Finnegans Wake takes place in the course of one night’s dreams of the five members of a Dublin family: Humphrey Chimpden Earwicker, his wife Anna Livia Plurabelle, their twin sons Shem and Shaun, and daughter Issy. The fears, desires, conflicts, and confusions of these primary dreamers unfold to embrace social and political themes, so that their nightmares reveal the whole development of human history.
This development is imagined as cyclical, whereby all the experiences of life recur in every generation, and the large sweep of history returns upon itself to repeat previous patterns. Highly elaborated analogies between popular and intellectual culture, Irish and world politics, trivial incidents and momentous events are conveyed by means of an original “night language” drawn from dozens of languages impressed upon an English base. Every element in Finnegans Wake is meaningful and part of the total design. Thus, the title, borrowed from a comic Irish-American ballad, suggests etymologically that ends beget new beginnings.

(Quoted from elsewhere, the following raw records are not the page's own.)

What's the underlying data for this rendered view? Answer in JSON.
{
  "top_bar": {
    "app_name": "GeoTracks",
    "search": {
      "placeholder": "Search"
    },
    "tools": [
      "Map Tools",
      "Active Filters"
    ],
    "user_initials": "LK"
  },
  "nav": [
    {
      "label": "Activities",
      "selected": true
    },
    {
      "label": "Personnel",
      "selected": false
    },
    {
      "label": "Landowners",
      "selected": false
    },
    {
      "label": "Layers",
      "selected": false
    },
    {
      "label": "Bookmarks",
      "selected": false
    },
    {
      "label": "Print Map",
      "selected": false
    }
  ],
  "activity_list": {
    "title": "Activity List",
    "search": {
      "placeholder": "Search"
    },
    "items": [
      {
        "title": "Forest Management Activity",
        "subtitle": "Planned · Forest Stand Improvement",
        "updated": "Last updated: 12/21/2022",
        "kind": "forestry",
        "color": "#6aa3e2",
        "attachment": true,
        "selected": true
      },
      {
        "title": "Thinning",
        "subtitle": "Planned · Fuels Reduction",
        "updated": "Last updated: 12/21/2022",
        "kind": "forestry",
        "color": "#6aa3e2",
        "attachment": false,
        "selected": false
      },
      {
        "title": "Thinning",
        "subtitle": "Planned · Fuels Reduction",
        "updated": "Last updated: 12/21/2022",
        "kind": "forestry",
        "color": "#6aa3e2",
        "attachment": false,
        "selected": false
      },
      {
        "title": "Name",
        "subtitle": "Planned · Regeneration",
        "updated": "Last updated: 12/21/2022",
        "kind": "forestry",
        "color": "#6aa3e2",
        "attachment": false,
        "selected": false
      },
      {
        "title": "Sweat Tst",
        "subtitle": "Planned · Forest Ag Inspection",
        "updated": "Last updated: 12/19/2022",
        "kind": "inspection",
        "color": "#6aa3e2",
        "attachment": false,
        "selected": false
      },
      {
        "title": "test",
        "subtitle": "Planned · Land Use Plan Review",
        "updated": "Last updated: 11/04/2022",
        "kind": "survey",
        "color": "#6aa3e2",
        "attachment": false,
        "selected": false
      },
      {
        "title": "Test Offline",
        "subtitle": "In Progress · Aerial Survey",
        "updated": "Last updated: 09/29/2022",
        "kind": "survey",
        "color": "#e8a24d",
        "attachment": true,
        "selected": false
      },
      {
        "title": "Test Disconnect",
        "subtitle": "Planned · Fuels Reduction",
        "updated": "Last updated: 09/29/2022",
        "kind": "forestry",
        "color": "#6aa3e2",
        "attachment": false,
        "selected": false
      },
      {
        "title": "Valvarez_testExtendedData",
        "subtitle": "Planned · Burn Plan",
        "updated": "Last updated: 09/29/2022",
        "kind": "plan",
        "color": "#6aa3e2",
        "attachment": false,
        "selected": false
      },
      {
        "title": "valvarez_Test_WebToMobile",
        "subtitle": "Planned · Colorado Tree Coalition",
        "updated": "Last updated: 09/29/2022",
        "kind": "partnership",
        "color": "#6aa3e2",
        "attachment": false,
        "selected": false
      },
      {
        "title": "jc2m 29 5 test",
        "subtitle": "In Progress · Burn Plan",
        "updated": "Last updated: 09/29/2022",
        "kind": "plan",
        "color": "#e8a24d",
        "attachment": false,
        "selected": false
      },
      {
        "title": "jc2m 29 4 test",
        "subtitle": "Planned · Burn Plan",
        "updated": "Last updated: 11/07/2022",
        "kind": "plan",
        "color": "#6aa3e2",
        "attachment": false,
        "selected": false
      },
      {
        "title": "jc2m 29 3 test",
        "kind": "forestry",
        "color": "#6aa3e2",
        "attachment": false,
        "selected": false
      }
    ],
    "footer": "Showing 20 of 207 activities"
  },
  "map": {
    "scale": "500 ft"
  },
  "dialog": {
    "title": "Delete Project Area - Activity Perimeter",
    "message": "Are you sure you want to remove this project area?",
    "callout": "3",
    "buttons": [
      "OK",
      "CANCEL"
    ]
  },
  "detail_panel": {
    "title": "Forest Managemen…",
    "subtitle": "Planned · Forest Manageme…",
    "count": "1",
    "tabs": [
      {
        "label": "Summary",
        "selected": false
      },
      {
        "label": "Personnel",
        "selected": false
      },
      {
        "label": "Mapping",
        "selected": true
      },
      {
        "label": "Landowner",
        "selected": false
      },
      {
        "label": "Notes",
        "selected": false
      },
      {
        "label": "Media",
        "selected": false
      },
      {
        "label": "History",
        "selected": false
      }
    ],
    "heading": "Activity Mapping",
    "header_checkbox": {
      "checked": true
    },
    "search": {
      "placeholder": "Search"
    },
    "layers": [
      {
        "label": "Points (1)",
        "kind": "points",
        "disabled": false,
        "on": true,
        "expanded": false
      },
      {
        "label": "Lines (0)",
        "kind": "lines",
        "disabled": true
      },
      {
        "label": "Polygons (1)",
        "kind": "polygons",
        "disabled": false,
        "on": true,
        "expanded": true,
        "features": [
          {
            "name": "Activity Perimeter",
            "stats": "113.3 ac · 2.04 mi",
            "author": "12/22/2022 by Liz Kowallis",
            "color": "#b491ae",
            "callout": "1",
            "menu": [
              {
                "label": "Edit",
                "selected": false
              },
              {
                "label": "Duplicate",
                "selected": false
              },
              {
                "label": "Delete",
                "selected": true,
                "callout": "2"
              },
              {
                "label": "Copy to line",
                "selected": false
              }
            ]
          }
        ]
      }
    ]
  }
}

Finnegans Wake is one of the most brilliant and complex literary works of the twentieth century. It has had a larger influence on writers than on the general public, but even the casual reader will find it a very funny book. Serious readers, however, are divided into devotees and those who consider its language too idiosyncratic to repay the committed study it requires.
(The entire section is 470 words.)